WORK REQUIRED
Give back each entry unchanged, minus pictures.

DATA EXCERPTS

§ §

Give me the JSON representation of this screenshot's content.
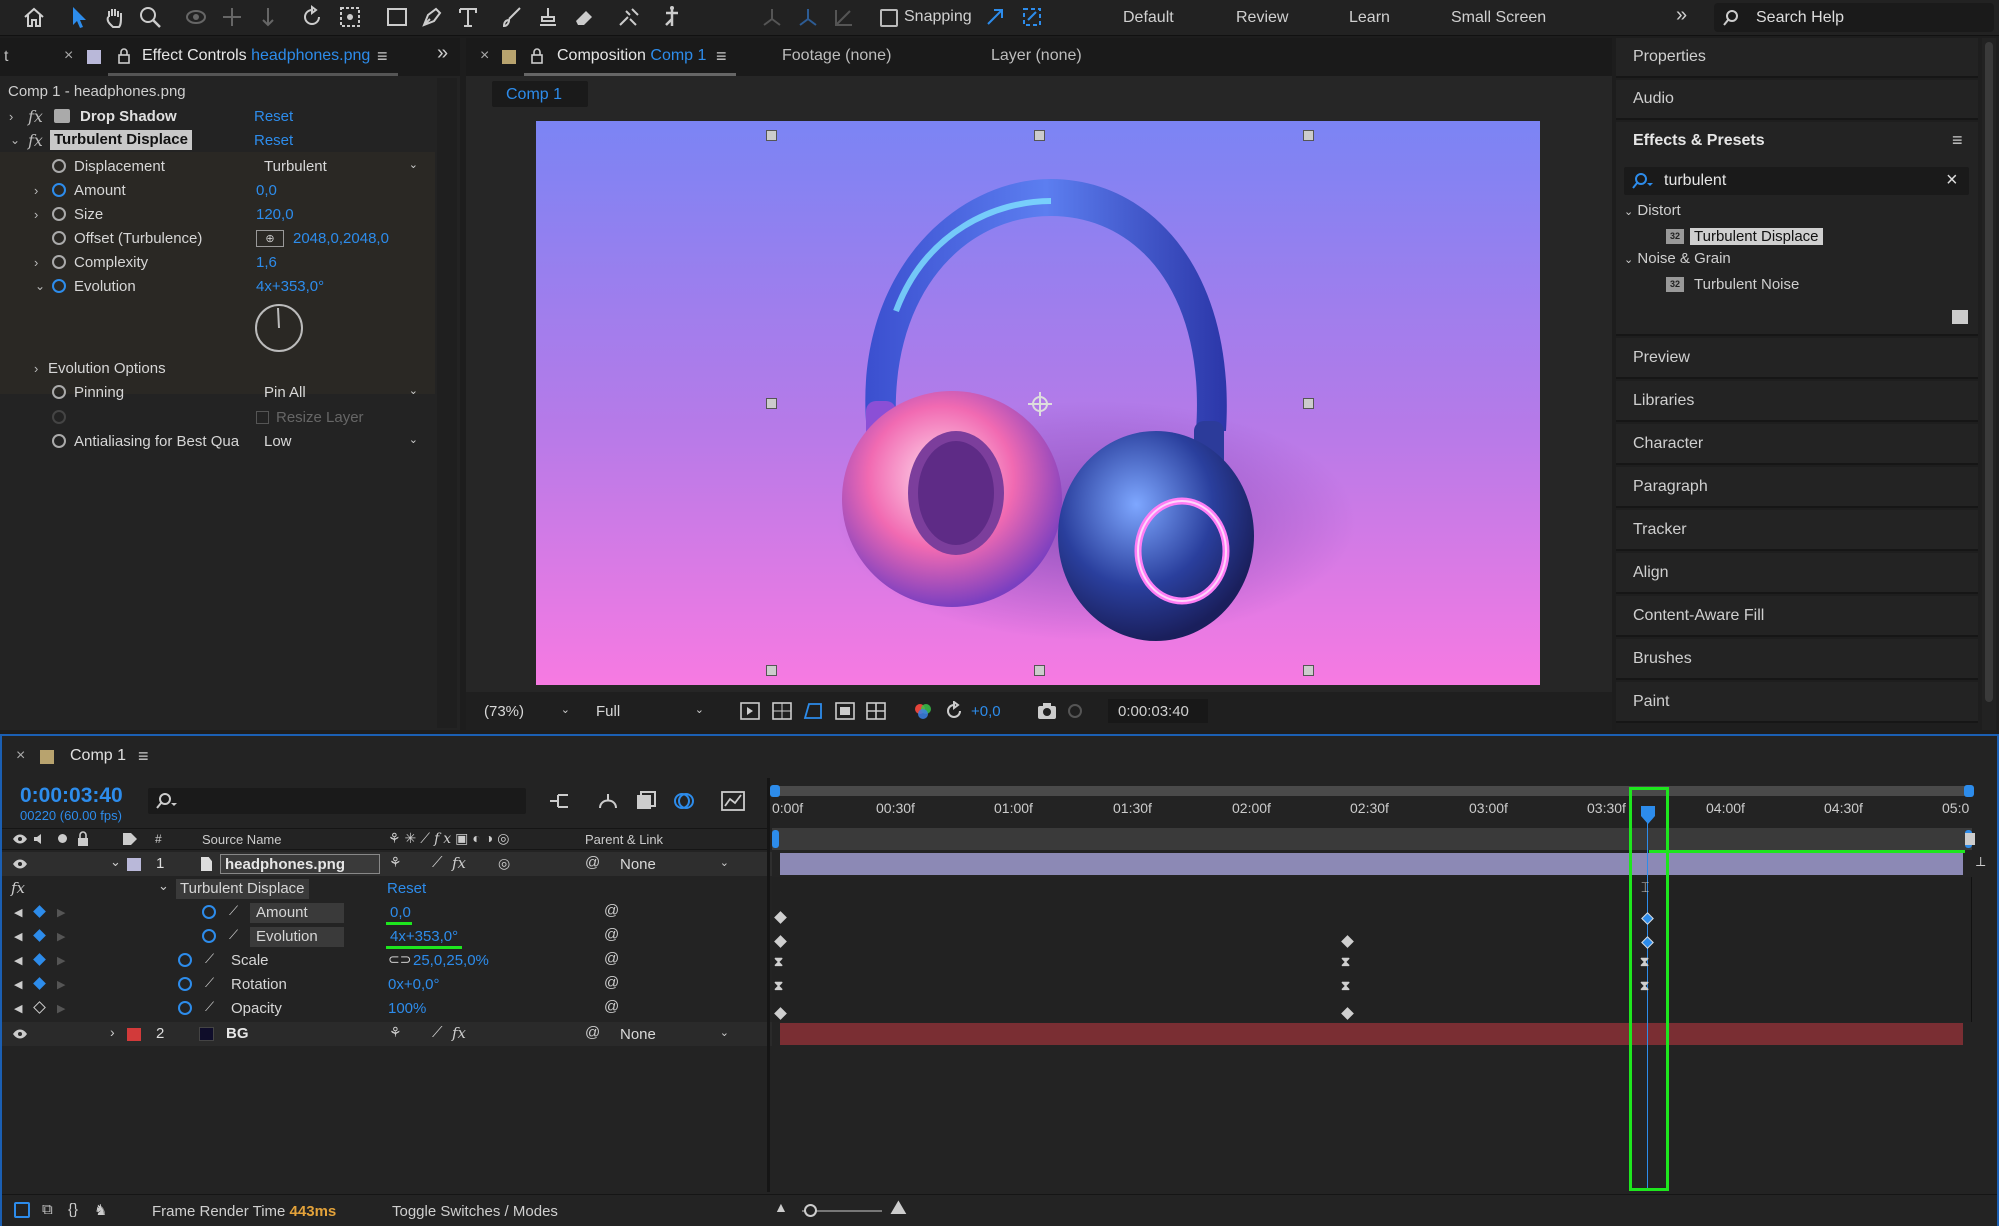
{
  "toolbar": {
    "snapping_label": "Snapping",
    "workspaces": [
      "Default",
      "Review",
      "Learn",
      "Small Screen"
    ],
    "search_placeholder": "Search Help"
  },
  "effect_controls": {
    "tab_prefix": "Effect Controls",
    "tab_file": "headphones.png",
    "cut_label": "t",
    "breadcrumb": "Comp 1 - headphones.png",
    "drop_shadow": {
      "label": "Drop Shadow",
      "reset": "Reset"
    },
    "turbulent": {
      "label": "Turbulent Displace",
      "reset": "Reset"
    },
    "props": {
      "displacement": {
        "label": "Displacement",
        "value": "Turbulent"
      },
      "amount": {
        "label": "Amount",
        "value": "0,0"
      },
      "size": {
        "label": "Size",
        "value": "120,0"
      },
      "offset": {
        "label": "Offset (Turbulence)",
        "value": "2048,0,2048,0"
      },
      "complexity": {
        "label": "Complexity",
        "value": "1,6"
      },
      "evolution": {
        "label": "Evolution",
        "value": "4x+353,0°"
      },
      "evolution_options": {
        "label": "Evolution Options"
      },
      "pinning": {
        "label": "Pinning",
        "value": "Pin All"
      },
      "resize": {
        "label": "Resize Layer"
      },
      "antialias": {
        "label": "Antialiasing for Best Qua",
        "value": "Low"
      }
    }
  },
  "composition": {
    "tab_prefix": "Composition",
    "tab_name": "Comp 1",
    "footage": "Footage (none)",
    "layer": "Layer (none)",
    "subtab": "Comp 1",
    "zoom": "(73%)",
    "resolution": "Full",
    "exposure": "+0,0",
    "timecode": "0:00:03:40"
  },
  "right_panel": {
    "items_top": [
      "Properties",
      "Audio"
    ],
    "effects_title": "Effects & Presets",
    "search_value": "turbulent",
    "tree": [
      {
        "group": "Distort",
        "item": "Turbulent Displace"
      },
      {
        "group": "Noise & Grain",
        "item": "Turbulent Noise"
      }
    ],
    "items_bottom": [
      "Preview",
      "Libraries",
      "Character",
      "Paragraph",
      "Tracker",
      "Align",
      "Content-Aware Fill",
      "Brushes",
      "Paint"
    ]
  },
  "timeline": {
    "tab": "Comp 1",
    "timecode": "0:00:03:40",
    "frame_info": "00220 (60.00 fps)",
    "columns": {
      "source": "Source Name",
      "parent": "Parent & Link",
      "hash": "#"
    },
    "ruler": [
      "0:00f",
      "00:30f",
      "01:00f",
      "01:30f",
      "02:00f",
      "02:30f",
      "03:00f",
      "03:30f",
      "04:00f",
      "04:30f",
      "05:0"
    ],
    "layer1": {
      "num": "1",
      "name": "headphones.png",
      "parent": "None"
    },
    "effect_name": "Turbulent Displace",
    "effect_reset": "Reset",
    "properties": [
      {
        "name": "Amount",
        "value": "0,0"
      },
      {
        "name": "Evolution",
        "value": "4x+353,0°"
      },
      {
        "name": "Scale",
        "value": "25,0,25,0%"
      },
      {
        "name": "Rotation",
        "value": "0x+0,0°"
      },
      {
        "name": "Opacity",
        "value": "100%"
      }
    ],
    "layer2": {
      "num": "2",
      "name": "BG",
      "parent": "None"
    },
    "render_label": "Frame Render Time",
    "render_value": "443ms",
    "toggle_label": "Toggle Switches / Modes"
  },
  "colors": {
    "accent": "#2d8ceb",
    "highlight_green": "#1ee61e",
    "layer1_bar": "#8c89b5",
    "layer2_bar": "#7a2e33",
    "layer2_label": "#d23a3a"
  }
}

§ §

THE COMPLETED TASK
Give me the JSON representation of this screenshot's content.
{
  "toolbar": {
    "snapping_label": "Snapping",
    "workspaces": [
      "Default",
      "Review",
      "Learn",
      "Small Screen"
    ],
    "search_placeholder": "Search Help"
  },
  "effect_controls": {
    "tab_prefix": "Effect Controls",
    "tab_file": "headphones.png",
    "cut_label": "t",
    "breadcrumb": "Comp 1 - headphones.png",
    "drop_shadow": {
      "label": "Drop Shadow",
      "reset": "Reset"
    },
    "turbulent": {
      "label": "Turbulent Displace",
      "reset": "Reset"
    },
    "props": {
      "displacement": {
        "label": "Displacement",
        "value": "Turbulent"
      },
      "amount": {
        "label": "Amount",
        "value": "0,0"
      },
      "size": {
        "label": "Size",
        "value": "120,0"
      },
      "offset": {
        "label": "Offset (Turbulence)",
        "value": "2048,0,2048,0"
      },
      "complexity": {
        "label": "Complexity",
        "value": "1,6"
      },
      "evolution": {
        "label": "Evolution",
        "value": "4x+353,0°"
      },
      "evolution_options": {
        "label": "Evolution Options"
      },
      "pinning": {
        "label": "Pinning",
        "value": "Pin All"
      },
      "resize": {
        "label": "Resize Layer"
      },
      "antialias": {
        "label": "Antialiasing for Best Qua",
        "value": "Low"
      }
    }
  },
  "composition": {
    "tab_prefix": "Composition",
    "tab_name": "Comp 1",
    "footage": "Footage (none)",
    "layer": "Layer (none)",
    "subtab": "Comp 1",
    "zoom": "(73%)",
    "resolution": "Full",
    "exposure": "+0,0",
    "timecode": "0:00:03:40"
  },
  "right_panel": {
    "items_top": [
      "Properties",
      "Audio"
    ],
    "effects_title": "Effects & Presets",
    "search_value": "turbulent",
    "tree": [
      {
        "group": "Distort",
        "item": "Turbulent Displace"
      },
      {
        "group": "Noise & Grain",
        "item": "Turbulent Noise"
      }
    ],
    "items_bottom": [
      "Preview",
      "Libraries",
      "Character",
      "Paragraph",
      "Tracker",
      "Align",
      "Content-Aware Fill",
      "Brushes",
      "Paint"
    ]
  },
  "timeline": {
    "tab": "Comp 1",
    "timecode": "0:00:03:40",
    "frame_info": "00220 (60.00 fps)",
    "columns": {
      "source": "Source Name",
      "parent": "Parent & Link",
      "hash": "#"
    },
    "ruler": [
      "0:00f",
      "00:30f",
      "01:00f",
      "01:30f",
      "02:00f",
      "02:30f",
      "03:00f",
      "03:30f",
      "04:00f",
      "04:30f",
      "05:0"
    ],
    "layer1": {
      "num": "1",
      "name": "headphones.png",
      "parent": "None"
    },
    "effect_name": "Turbulent Displace",
    "effect_reset": "Reset",
    "properties": [
      {
        "name": "Amount",
        "value": "0,0"
      },
      {
        "name": "Evolution",
        "value": "4x+353,0°"
      },
      {
        "name": "Scale",
        "value": "25,0,25,0%"
      },
      {
        "name": "Rotation",
        "value": "0x+0,0°"
      },
      {
        "name": "Opacity",
        "value": "100%"
      }
    ],
    "layer2": {
      "num": "2",
      "name": "BG",
      "parent": "None"
    },
    "render_label": "Frame Render Time",
    "render_value": "443ms",
    "toggle_label": "Toggle Switches / Modes"
  },
  "colors": {
    "accent": "#2d8ceb",
    "highlight_green": "#1ee61e",
    "layer1_bar": "#8c89b5",
    "layer2_bar": "#7a2e33",
    "layer2_label": "#d23a3a"
  }
}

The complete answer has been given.